  2. Melt butter in microwave and then set in refrigerator to cool while assembling remaining ingredients.
  3. In large bowl combine sugar and flour.
  4. Then add melted butter, beaten eggs, vanilla, chocolate chips, and pecans.
  5. Pour mixture in pie shell and bake at 350° for 35 minutes.


Most recipes for Derby Pie call for bourbon to be added, from 1 teaspoon to as much as 1/4 cup, but I don’t think this recipe can be beat for ease or taste.

Pie and horse racing – a good combination!



  • 1/4 cup butter
  • 1 cup sugar
  • 1/2 cup flour
  • 2 eggs, beaten
  • 1 teaspoon vanilla
  • 1 cup chocolate chips (semi sweet)
  • 1 cup chopped pecans
  • 1 nine-inch unbaked pie shell


  • 1/4 cup butter
  • 1 cup sugar
  • 1/2 cup flour
  • 2 eggs, beaten
  • 1 teaspoon vanilla
  • 1 cup chocolate chips (semi sweet)
  • 1 cup chopped pecans
  • 1 nine-inch unbaked pie shell




It’s Mint Julep Time

It’s time to purchase the ingredients for Mint Julep’s, the official drink of the Kentucky Derby. With the race only a day away, you’ll need to prepare for the big day, especially since the recipe needs to be refrigerated overnight. You can find numerous recipes for this race day cocktail but since Early Times is “The Official Mint Julep of the Kentucky Derby”, it’s only fitting to include their simple to make recipe.

The Early Times Mint Julep Recipe

  •  2 cups sugar
  • 2 cups water
  • Sprigs of fresh mint
  • Crushed ice
  • Early Times Kentucky Whisky

Make a simple syrup by boiling sugar and water together for five minutes. Cool and place in a covered container with six or eight sprigs of fresh mint, then refrigerate overnight. Make one julep at a time by filling a julep cup with crushed ice, adding one tablespoon mint syrup and two ounces of Early Times Kentucky Whisky. Stir rapidly with a spoon to frost the outside of the cup. Garnish with a sprig of fresh mint.

Of course, we’ll serve the drinks in Kentucky Derby glasses since we have dozens of them, but a tall glass with a straw will suffice.


Did you know that over 120,000 of these drinks will be served at Churchill Downs today and tomorrow?
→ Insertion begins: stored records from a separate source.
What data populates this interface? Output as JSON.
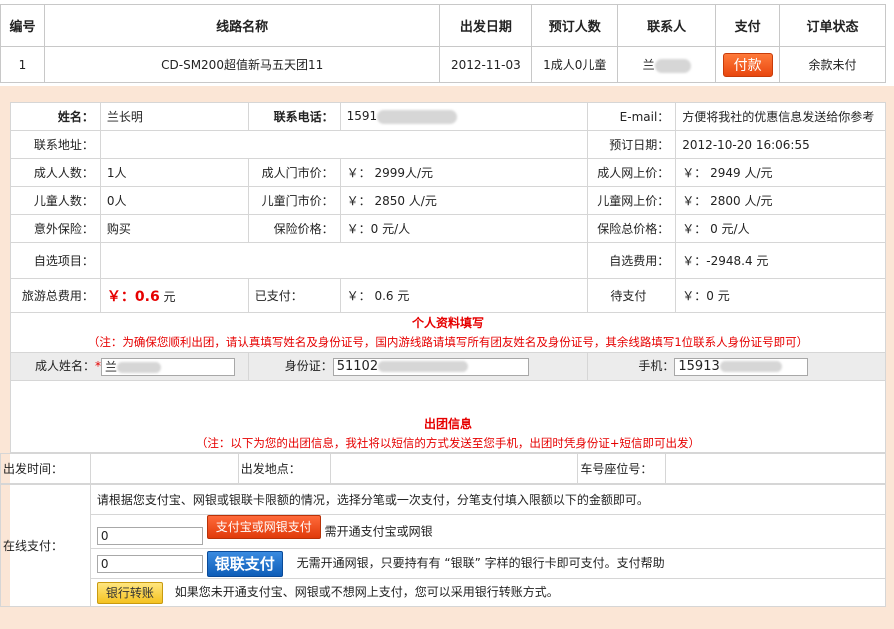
{
  "order_table": {
    "headers": [
      "编号",
      "线路名称",
      "出发日期",
      "预订人数",
      "联系人",
      "支付",
      "订单状态"
    ],
    "row": {
      "id": "1",
      "route": "CD-SM200超值新马五天团11",
      "date": "2012-11-03",
      "people": "1成人0儿童",
      "contact": "兰",
      "pay_label": "付款",
      "status": "余款未付"
    }
  },
  "info": {
    "name_label": "姓名：",
    "name": "兰长明",
    "phone_label": "联系电话：",
    "phone": "1591",
    "email_label": "E-mail：",
    "email_note": "方便将我社的优惠信息发送给你参考",
    "address_label": "联系地址：",
    "book_date_label": "预订日期：",
    "book_date": "2012-10-20 16:06:55",
    "adult_count_label": "成人人数：",
    "adult_count": "1人",
    "adult_door_label": "成人门市价：",
    "adult_door": "￥： 2999人/元",
    "adult_net_label": "成人网上价：",
    "adult_net": "￥： 2949 人/元",
    "child_count_label": "儿童人数：",
    "child_count": "0人",
    "child_door_label": "儿童门市价：",
    "child_door": "￥： 2850 人/元",
    "child_net_label": "儿童网上价：",
    "child_net": "￥： 2800 人/元",
    "insurance_label": "意外保险：",
    "insurance": "购买",
    "insurance_price_label": "保险价格：",
    "insurance_price": "￥：0 元/人",
    "insurance_total_label": "保险总价格：",
    "insurance_total": "￥： 0 元/人",
    "option_label": "自选项目：",
    "option_fee_label": "自选费用：",
    "option_fee": "￥：-2948.4 元",
    "total_label": "旅游总费用：",
    "total_amount": "￥：0.6",
    "total_unit": "元",
    "paid_label": "已支付：",
    "paid": "￥： 0.6  元",
    "due_label": "待支付",
    "due": "￥：0  元"
  },
  "personal": {
    "title": "个人资料填写",
    "note": "（注：为确保您顺利出团，请认真填写姓名及身份证号，国内游线路请填写所有团友姓名及身份证号，其余线路填写1位联系人身份证号即可）",
    "adult_name_label": "成人姓名：",
    "required_mark": "*",
    "adult_name_value": "兰",
    "id_label": "身份证：",
    "id_value": "51102",
    "mobile_label": "手机：",
    "mobile_value": "15913"
  },
  "departure": {
    "title": "出团信息",
    "note": "（注：以下为您的出团信息，我社将以短信的方式发送至您手机，出团时凭身份证+短信即可出发）",
    "time_label": "出发时间：",
    "place_label": "出发地点：",
    "seat_label": "车号座位号："
  },
  "payment": {
    "label": "在线支付：",
    "instruction": "请根据您支付宝、网银或银联卡限额的情况，选择分笔或一次支付，分笔支付填入限额以下的金额即可。",
    "alipay_amount": "0",
    "alipay_button": "支付宝或网银支付",
    "alipay_note": "需开通支付宝或网银",
    "unionpay_amount": "0",
    "unionpay_button": "银联支付",
    "unionpay_note": "无需开通网银，只要持有有 “银联” 字样的银行卡即可支付。支付帮助",
    "transfer_button": "银行转账",
    "transfer_note": "如果您未开通支付宝、网银或不想网上支付，您可以采用银行转账方式。"
  }
}
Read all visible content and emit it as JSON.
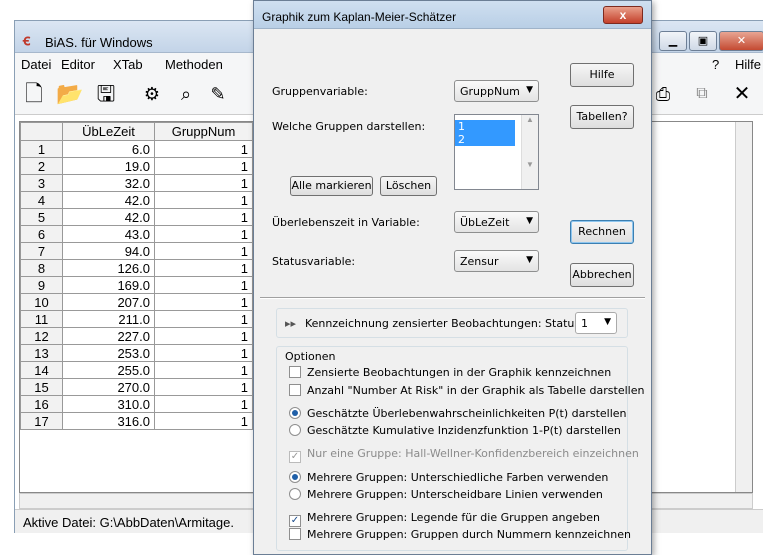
{
  "main": {
    "title": "BiAS. für Windows",
    "menu": [
      "Datei",
      "Editor",
      "XTab",
      "Methoden",
      "?",
      "Hilfe"
    ],
    "columns": [
      "",
      "ÜbLeZeit",
      "GruppNum"
    ],
    "rows": [
      [
        "1",
        "6.0",
        "1"
      ],
      [
        "2",
        "19.0",
        "1"
      ],
      [
        "3",
        "32.0",
        "1"
      ],
      [
        "4",
        "42.0",
        "1"
      ],
      [
        "5",
        "42.0",
        "1"
      ],
      [
        "6",
        "43.0",
        "1"
      ],
      [
        "7",
        "94.0",
        "1"
      ],
      [
        "8",
        "126.0",
        "1"
      ],
      [
        "9",
        "169.0",
        "1"
      ],
      [
        "10",
        "207.0",
        "1"
      ],
      [
        "11",
        "211.0",
        "1"
      ],
      [
        "12",
        "227.0",
        "1"
      ],
      [
        "13",
        "253.0",
        "1"
      ],
      [
        "14",
        "255.0",
        "1"
      ],
      [
        "15",
        "270.0",
        "1"
      ],
      [
        "16",
        "310.0",
        "1"
      ],
      [
        "17",
        "316.0",
        "1"
      ]
    ],
    "status": "Aktive Datei: G:\\AbbDaten\\Armitage."
  },
  "dialog": {
    "title": "Graphik zum Kaplan-Meier-Schätzer",
    "close": "x",
    "group_var_label": "Gruppenvariable:",
    "group_var_value": "GruppNum",
    "groups_label": "Welche Gruppen darstellen:",
    "groups": [
      "1",
      "2"
    ],
    "mark_all": "Alle markieren",
    "clear": "Löschen",
    "survival_label": "Überlebenszeit in Variable:",
    "survival_value": "ÜbLeZeit",
    "status_label": "Statusvariable:",
    "status_value": "Zensur",
    "help": "Hilfe",
    "tables": "Tabellen?",
    "compute": "Rechnen",
    "cancel": "Abbrechen",
    "marking_text": "Kennzeichnung zensierter Beobachtungen: Status =",
    "marking_value": "1",
    "options_title": "Optionen",
    "opt_censored": "Zensierte Beobachtungen in der Graphik kennzeichnen",
    "opt_risk": "Anzahl \"Number At Risk\" in der Graphik als Tabelle darstellen",
    "opt_survival": "Geschätzte Überlebenwahrscheinlichkeiten P(t) darstellen",
    "opt_incidence": "Geschätzte Kumulative Inzidenzfunktion 1-P(t) darstellen",
    "opt_hall": "Nur eine Gruppe: Hall-Wellner-Konfidenzbereich einzeichnen",
    "opt_colors": "Mehrere Gruppen: Unterschiedliche Farben verwenden",
    "opt_lines": "Mehrere Gruppen: Unterscheidbare Linien verwenden",
    "opt_legend": "Mehrere Gruppen: Legende für die Gruppen angeben",
    "opt_numbers": "Mehrere Gruppen: Gruppen durch Nummern kennzeichnen"
  }
}
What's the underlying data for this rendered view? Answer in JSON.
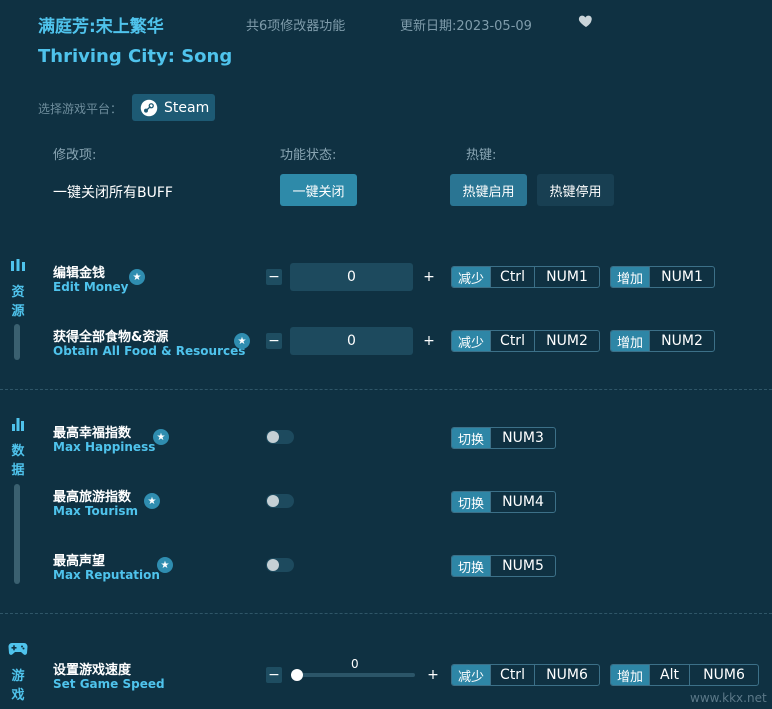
{
  "header": {
    "title_cn": "满庭芳:宋上繁华",
    "feature_count": "共6项修改器功能",
    "update_date": "更新日期:2023-05-09",
    "title_en": "Thriving City: Song"
  },
  "platform": {
    "label": "选择游戏平台：",
    "steam_label": "Steam"
  },
  "columns": {
    "mod": "修改项:",
    "status": "功能状态:",
    "hotkey": "热键:"
  },
  "global": {
    "buff_label": "一键关闭所有BUFF",
    "close_all": "一键关闭",
    "hotkey_on": "热键启用",
    "hotkey_off": "热键停用"
  },
  "sections": {
    "resources": "资\n源",
    "data": "数\n据",
    "game": "游\n戏"
  },
  "items": {
    "edit_money": {
      "cn": "编辑金钱",
      "en": "Edit Money",
      "value": "0",
      "dec_tag": "减少",
      "dec_keys": [
        "Ctrl",
        "NUM1"
      ],
      "inc_tag": "增加",
      "inc_keys": [
        "NUM1"
      ]
    },
    "food": {
      "cn": "获得全部食物&资源",
      "en": "Obtain All Food & Resources",
      "value": "0",
      "dec_tag": "减少",
      "dec_keys": [
        "Ctrl",
        "NUM2"
      ],
      "inc_tag": "增加",
      "inc_keys": [
        "NUM2"
      ]
    },
    "happiness": {
      "cn": "最高幸福指数",
      "en": "Max Happiness",
      "tag": "切换",
      "key": "NUM3"
    },
    "tourism": {
      "cn": "最高旅游指数",
      "en": "Max Tourism",
      "tag": "切换",
      "key": "NUM4"
    },
    "reputation": {
      "cn": "最高声望",
      "en": "Max Reputation",
      "tag": "切换",
      "key": "NUM5"
    },
    "speed": {
      "cn": "设置游戏速度",
      "en": "Set Game Speed",
      "value": "0",
      "dec_tag": "减少",
      "dec_keys": [
        "Ctrl",
        "NUM6"
      ],
      "inc_tag": "增加",
      "inc_keys": [
        "Alt",
        "NUM6"
      ]
    }
  },
  "symbols": {
    "minus": "−",
    "plus": "+",
    "star": "★"
  },
  "watermark": "www.kkx.net",
  "colors": {
    "background": "#0f3142",
    "accent": "#4fc3ec",
    "button": "#2e8aa9"
  }
}
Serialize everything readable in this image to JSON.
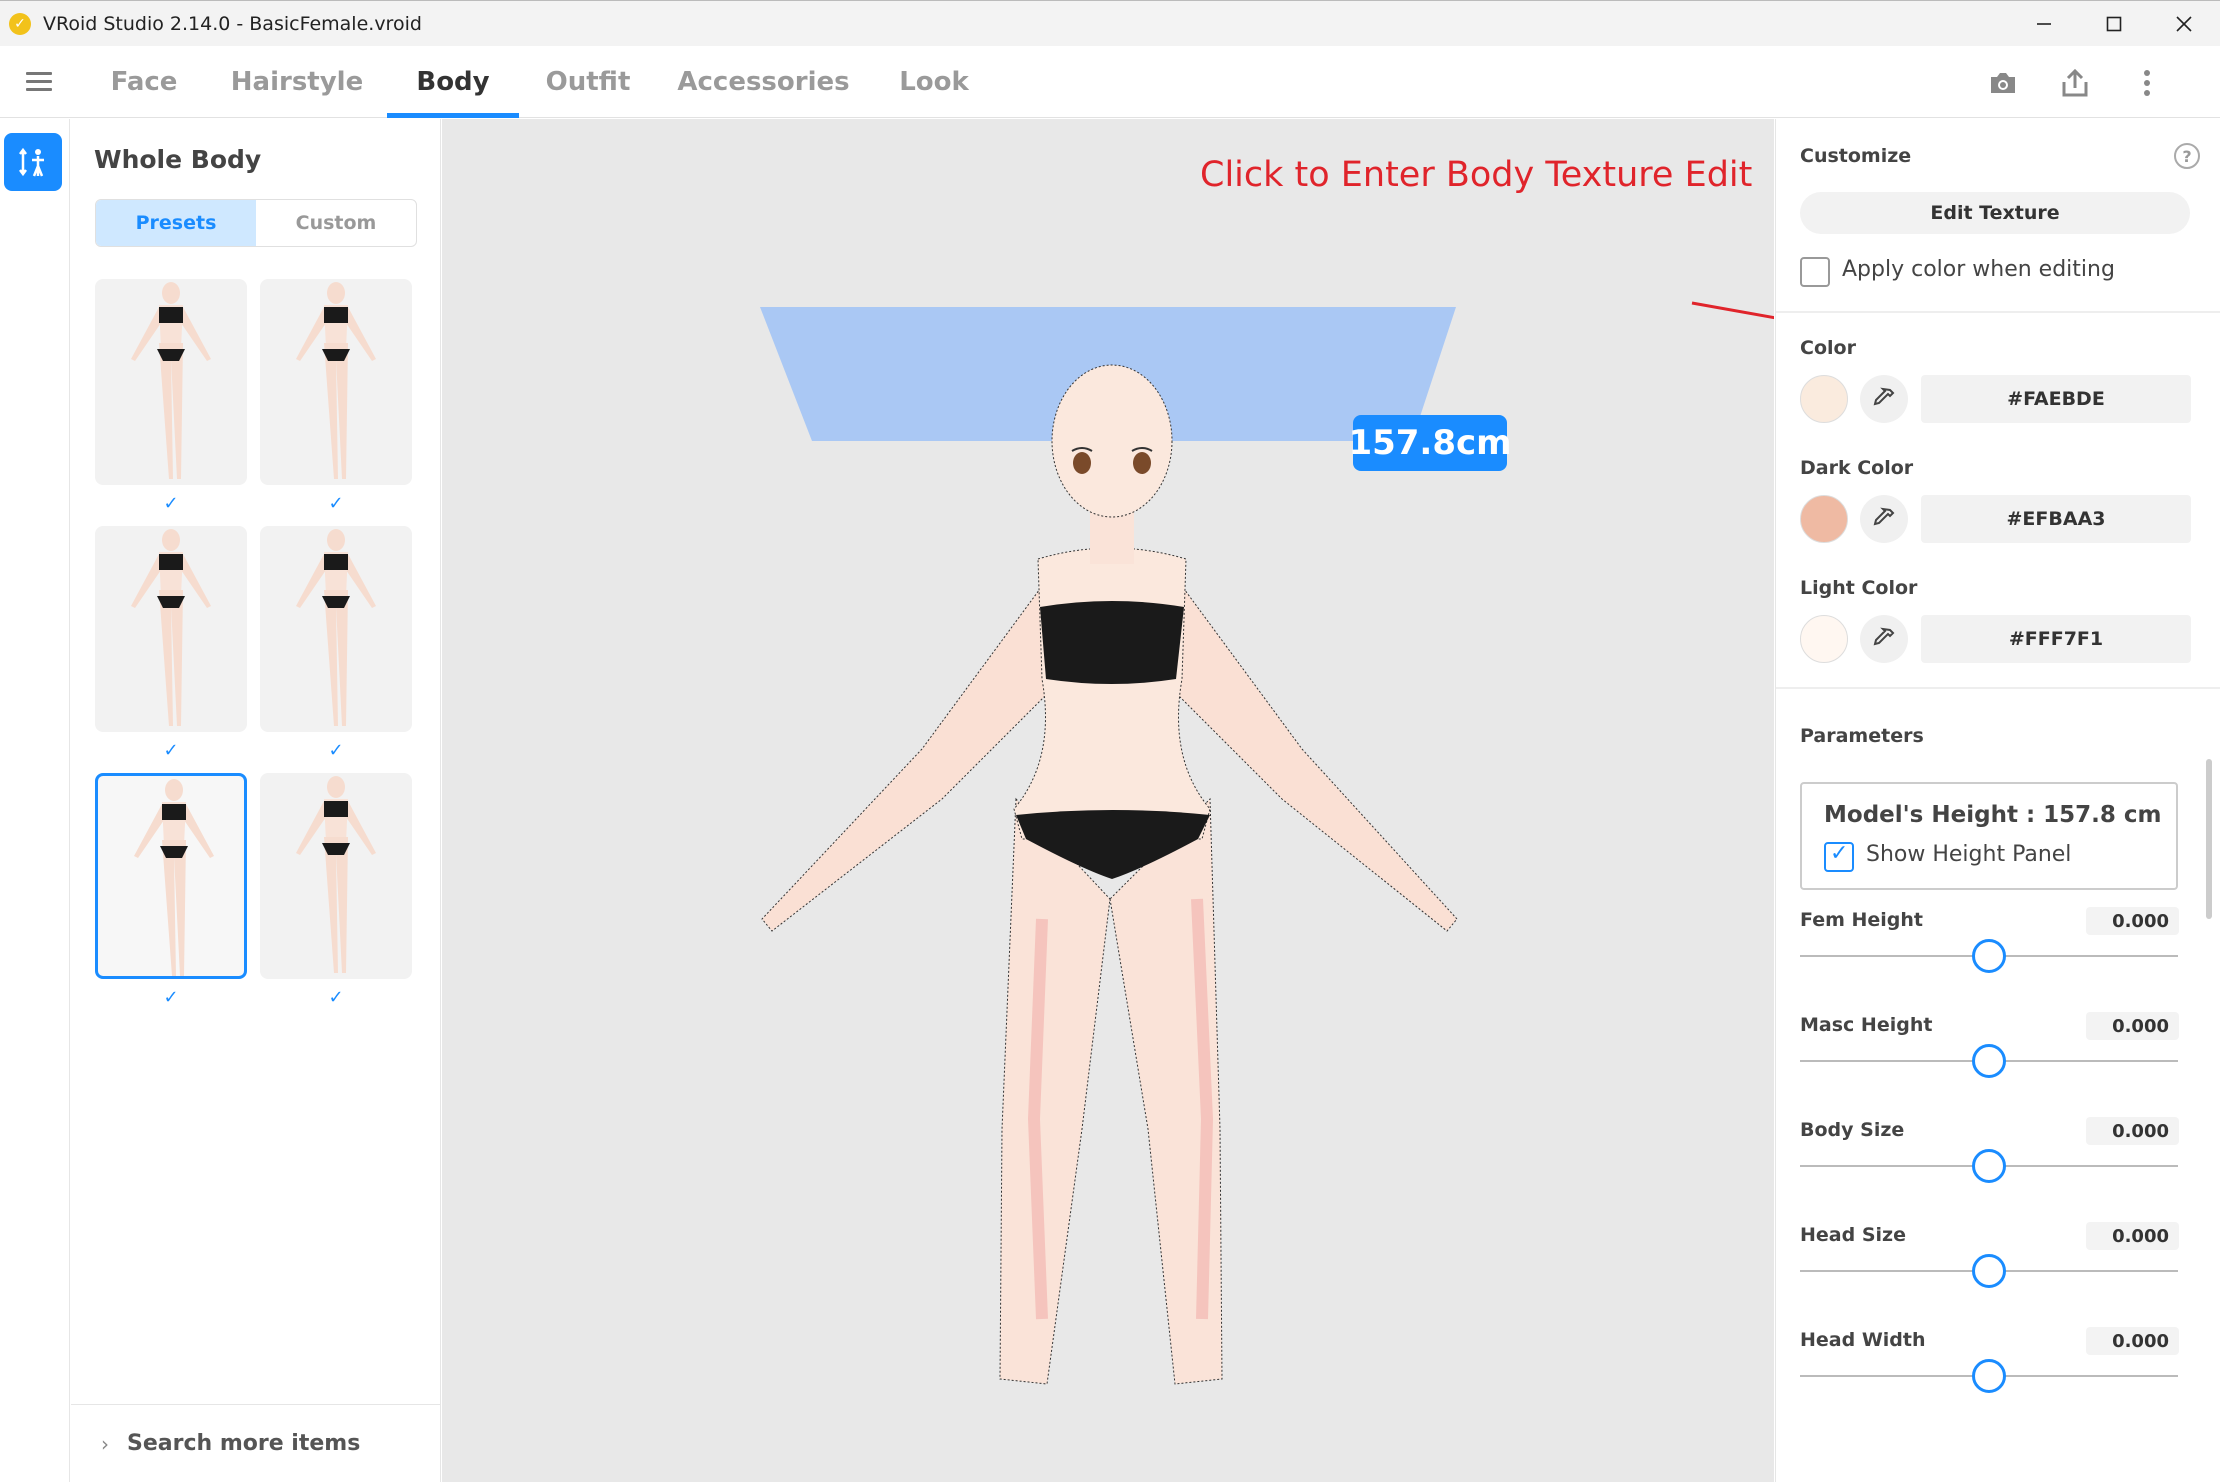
{
  "window": {
    "title": "VRoid Studio 2.14.0 - BasicFemale.vroid",
    "app_icon": "vroid-logo-icon",
    "controls": [
      "minimize-icon",
      "maximize-icon",
      "close-icon"
    ]
  },
  "menubar": {
    "tabs": [
      {
        "label": "Face",
        "active": false
      },
      {
        "label": "Hairstyle",
        "active": false
      },
      {
        "label": "Body",
        "active": true
      },
      {
        "label": "Outfit",
        "active": false
      },
      {
        "label": "Accessories",
        "active": false
      },
      {
        "label": "Look",
        "active": false
      }
    ],
    "icons": [
      "camera-icon",
      "export-icon",
      "more-vertical-icon"
    ]
  },
  "left_panel": {
    "title": "Whole Body",
    "segments": [
      {
        "label": "Presets",
        "active": true
      },
      {
        "label": "Custom",
        "active": false
      }
    ],
    "presets": [
      {
        "variant": "a",
        "checked": true,
        "selected": false
      },
      {
        "variant": "b",
        "checked": true,
        "selected": false
      },
      {
        "variant": "c",
        "checked": true,
        "selected": false
      },
      {
        "variant": "d",
        "checked": true,
        "selected": false
      },
      {
        "variant": "e",
        "checked": true,
        "selected": true
      },
      {
        "variant": "f",
        "checked": true,
        "selected": false
      }
    ],
    "search_more": "Search more items"
  },
  "viewport": {
    "height_badge": "157.8cm",
    "annotation": "Click to Enter Body Texture Edit"
  },
  "right_panel": {
    "customize_label": "Customize",
    "edit_texture": "Edit Texture",
    "apply_color_label": "Apply color when editing",
    "apply_color_checked": false,
    "colors": [
      {
        "label": "Color",
        "hex": "#FAEBDE"
      },
      {
        "label": "Dark Color",
        "hex": "#EFBAA3"
      },
      {
        "label": "Light Color",
        "hex": "#FFF7F1"
      }
    ],
    "parameters_label": "Parameters",
    "height_card": {
      "title": "Model's Height : 157.8 cm",
      "show_label": "Show Height Panel",
      "show_checked": true
    },
    "sliders": [
      {
        "label": "Fem Height",
        "value": "0.000",
        "position": 0.5
      },
      {
        "label": "Masc Height",
        "value": "0.000",
        "position": 0.5
      },
      {
        "label": "Body Size",
        "value": "0.000",
        "position": 0.5
      },
      {
        "label": "Head Size",
        "value": "0.000",
        "position": 0.5
      },
      {
        "label": "Head Width",
        "value": "0.000",
        "position": 0.5
      }
    ]
  },
  "colors": {
    "accent": "#1a8cff",
    "annotation": "#e0242b"
  }
}
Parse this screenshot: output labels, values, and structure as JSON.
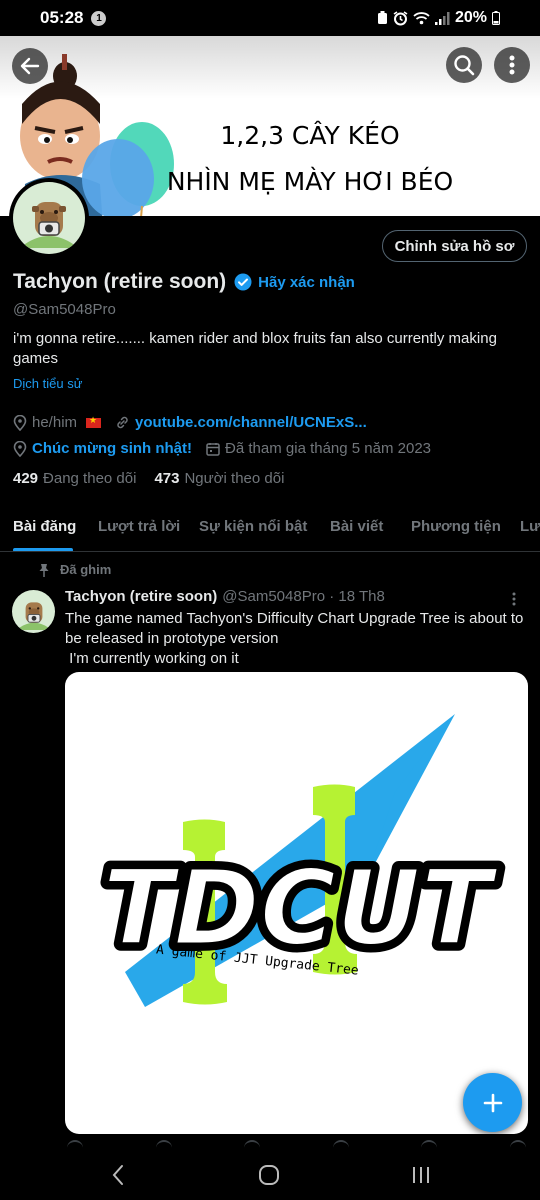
{
  "status_bar": {
    "time": "05:28",
    "notification_count": "1",
    "battery": "20%"
  },
  "banner": {
    "line1": "1,2,3 CÂY KÉO",
    "line2": "NHÌN MẸ MÀY HƠI BÉO"
  },
  "profile": {
    "edit_label": "Chỉnh sửa hồ sơ",
    "display_name": "Tachyon (retire soon)",
    "verify_label": "Hãy xác nhận",
    "handle": "@Sam5048Pro",
    "bio": "i'm gonna retire....... kamen rider and blox fruits fan also currently making games",
    "translate_label": "Dịch tiểu sử",
    "pronouns": "he/him",
    "website": "youtube.com/channel/UCNExS...",
    "birthday": "Chúc mừng sinh nhật!",
    "joined": "Đã tham gia tháng 5 năm 2023",
    "following_count": "429",
    "following_label": "Đang theo dõi",
    "followers_count": "473",
    "followers_label": "Người theo dõi"
  },
  "tabs": [
    {
      "label": "Bài đăng",
      "active": true
    },
    {
      "label": "Lượt trả lời"
    },
    {
      "label": "Sự kiện nổi bật"
    },
    {
      "label": "Bài viết"
    },
    {
      "label": "Phương tiện"
    },
    {
      "label": "Lượt thích"
    }
  ],
  "pinned_post": {
    "pinned_label": "Đã ghim",
    "author_name": "Tachyon (retire soon)",
    "author_meta": "@Sam5048Pro · 18 Th8",
    "text_line1": "The game named Tachyon's Difficulty Chart Upgrade Tree is about to be released in prototype version",
    "text_line2": " I'm currently working on it",
    "media": {
      "logo_text": "TDCUT",
      "tagline": "A game of JJT Upgrade Tree",
      "colors": {
        "blue": "#29a8ea",
        "green": "#b6f233",
        "black": "#000000"
      }
    }
  },
  "colors": {
    "accent": "#1d9bf0",
    "background": "#000000",
    "secondary_text": "#71767b"
  }
}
It’s hard to believe considering how terrible they taste!